[Entries from a dataset of interfaces]
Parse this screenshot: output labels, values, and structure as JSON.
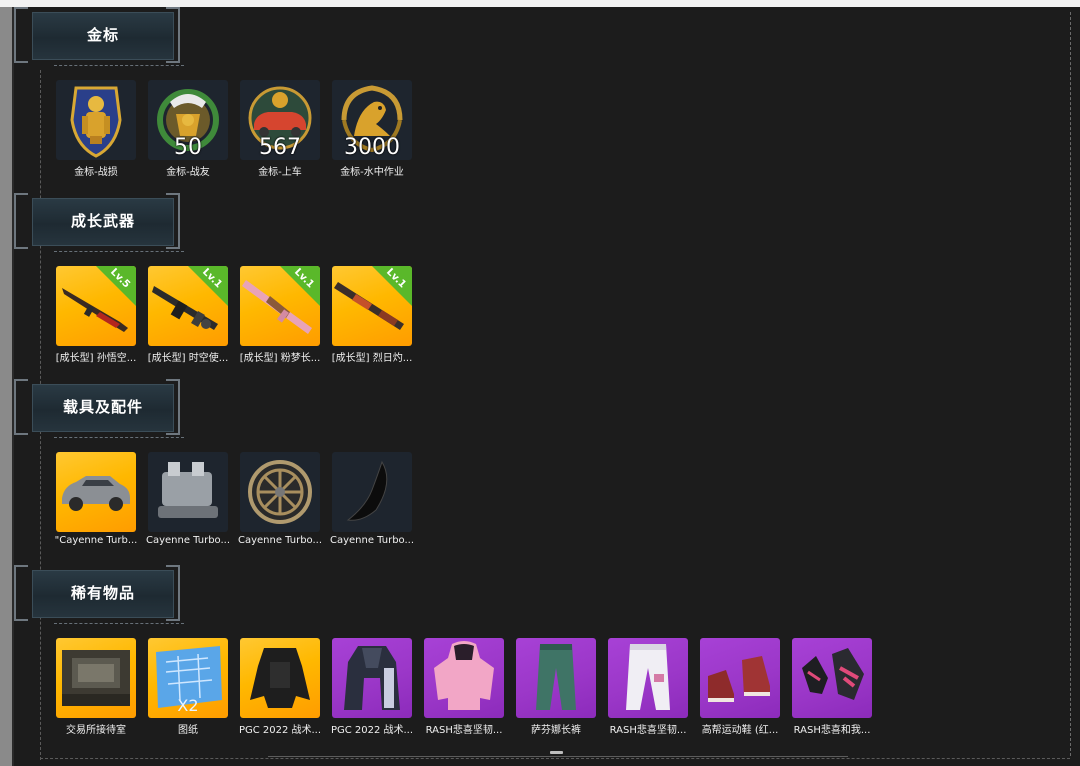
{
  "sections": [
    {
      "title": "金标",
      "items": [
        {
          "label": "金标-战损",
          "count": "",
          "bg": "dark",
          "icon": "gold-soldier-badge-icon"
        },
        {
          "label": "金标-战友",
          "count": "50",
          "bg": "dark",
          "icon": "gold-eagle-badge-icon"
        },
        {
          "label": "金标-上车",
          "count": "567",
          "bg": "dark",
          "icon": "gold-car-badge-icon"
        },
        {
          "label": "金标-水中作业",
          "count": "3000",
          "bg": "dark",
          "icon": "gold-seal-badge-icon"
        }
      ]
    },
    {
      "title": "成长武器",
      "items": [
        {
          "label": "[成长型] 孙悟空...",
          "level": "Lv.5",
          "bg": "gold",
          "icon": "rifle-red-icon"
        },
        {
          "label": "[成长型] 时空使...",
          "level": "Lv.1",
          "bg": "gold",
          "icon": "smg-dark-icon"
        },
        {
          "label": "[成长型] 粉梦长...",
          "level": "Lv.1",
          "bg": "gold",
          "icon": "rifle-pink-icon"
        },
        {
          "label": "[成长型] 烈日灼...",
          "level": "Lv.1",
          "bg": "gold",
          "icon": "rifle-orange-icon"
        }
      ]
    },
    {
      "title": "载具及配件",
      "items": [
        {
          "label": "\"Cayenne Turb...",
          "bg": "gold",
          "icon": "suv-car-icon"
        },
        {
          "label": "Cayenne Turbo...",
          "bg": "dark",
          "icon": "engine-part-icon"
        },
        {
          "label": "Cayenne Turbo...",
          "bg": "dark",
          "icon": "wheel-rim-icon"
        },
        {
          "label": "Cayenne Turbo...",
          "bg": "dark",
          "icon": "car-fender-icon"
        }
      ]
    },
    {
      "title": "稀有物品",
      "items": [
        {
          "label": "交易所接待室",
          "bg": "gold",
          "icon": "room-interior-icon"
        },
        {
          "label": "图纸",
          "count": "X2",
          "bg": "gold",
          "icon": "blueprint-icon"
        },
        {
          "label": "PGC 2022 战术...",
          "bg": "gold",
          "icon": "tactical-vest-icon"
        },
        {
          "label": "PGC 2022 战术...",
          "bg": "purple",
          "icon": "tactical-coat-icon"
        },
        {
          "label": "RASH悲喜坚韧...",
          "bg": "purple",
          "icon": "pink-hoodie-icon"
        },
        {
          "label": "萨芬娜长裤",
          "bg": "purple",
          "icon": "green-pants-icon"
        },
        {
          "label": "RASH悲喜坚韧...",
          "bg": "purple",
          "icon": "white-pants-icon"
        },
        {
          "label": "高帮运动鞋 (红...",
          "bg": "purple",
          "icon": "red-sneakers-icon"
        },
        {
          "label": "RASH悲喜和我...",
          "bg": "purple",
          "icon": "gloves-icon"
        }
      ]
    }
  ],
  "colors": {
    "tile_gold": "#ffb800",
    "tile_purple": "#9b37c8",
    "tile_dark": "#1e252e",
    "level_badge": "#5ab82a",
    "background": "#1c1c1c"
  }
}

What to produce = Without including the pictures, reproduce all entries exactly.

Answer box =
Parse this screenshot: output labels, values, and structure as JSON.
{
  "sections": [
    {
      "title": "金标",
      "items": [
        {
          "label": "金标-战损",
          "count": "",
          "bg": "dark",
          "icon": "gold-soldier-badge-icon"
        },
        {
          "label": "金标-战友",
          "count": "50",
          "bg": "dark",
          "icon": "gold-eagle-badge-icon"
        },
        {
          "label": "金标-上车",
          "count": "567",
          "bg": "dark",
          "icon": "gold-car-badge-icon"
        },
        {
          "label": "金标-水中作业",
          "count": "3000",
          "bg": "dark",
          "icon": "gold-seal-badge-icon"
        }
      ]
    },
    {
      "title": "成长武器",
      "items": [
        {
          "label": "[成长型] 孙悟空...",
          "level": "Lv.5",
          "bg": "gold",
          "icon": "rifle-red-icon"
        },
        {
          "label": "[成长型] 时空使...",
          "level": "Lv.1",
          "bg": "gold",
          "icon": "smg-dark-icon"
        },
        {
          "label": "[成长型] 粉梦长...",
          "level": "Lv.1",
          "bg": "gold",
          "icon": "rifle-pink-icon"
        },
        {
          "label": "[成长型] 烈日灼...",
          "level": "Lv.1",
          "bg": "gold",
          "icon": "rifle-orange-icon"
        }
      ]
    },
    {
      "title": "载具及配件",
      "items": [
        {
          "label": "\"Cayenne Turb...",
          "bg": "gold",
          "icon": "suv-car-icon"
        },
        {
          "label": "Cayenne Turbo...",
          "bg": "dark",
          "icon": "engine-part-icon"
        },
        {
          "label": "Cayenne Turbo...",
          "bg": "dark",
          "icon": "wheel-rim-icon"
        },
        {
          "label": "Cayenne Turbo...",
          "bg": "dark",
          "icon": "car-fender-icon"
        }
      ]
    },
    {
      "title": "稀有物品",
      "items": [
        {
          "label": "交易所接待室",
          "bg": "gold",
          "icon": "room-interior-icon"
        },
        {
          "label": "图纸",
          "count": "X2",
          "bg": "gold",
          "icon": "blueprint-icon"
        },
        {
          "label": "PGC 2022 战术...",
          "bg": "gold",
          "icon": "tactical-vest-icon"
        },
        {
          "label": "PGC 2022 战术...",
          "bg": "purple",
          "icon": "tactical-coat-icon"
        },
        {
          "label": "RASH悲喜坚韧...",
          "bg": "purple",
          "icon": "pink-hoodie-icon"
        },
        {
          "label": "萨芬娜长裤",
          "bg": "purple",
          "icon": "green-pants-icon"
        },
        {
          "label": "RASH悲喜坚韧...",
          "bg": "purple",
          "icon": "white-pants-icon"
        },
        {
          "label": "高帮运动鞋 (红...",
          "bg": "purple",
          "icon": "red-sneakers-icon"
        },
        {
          "label": "RASH悲喜和我...",
          "bg": "purple",
          "icon": "gloves-icon"
        }
      ]
    }
  ],
  "colors": {
    "tile_gold": "#ffb800",
    "tile_purple": "#9b37c8",
    "tile_dark": "#1e252e",
    "level_badge": "#5ab82a",
    "background": "#1c1c1c"
  }
}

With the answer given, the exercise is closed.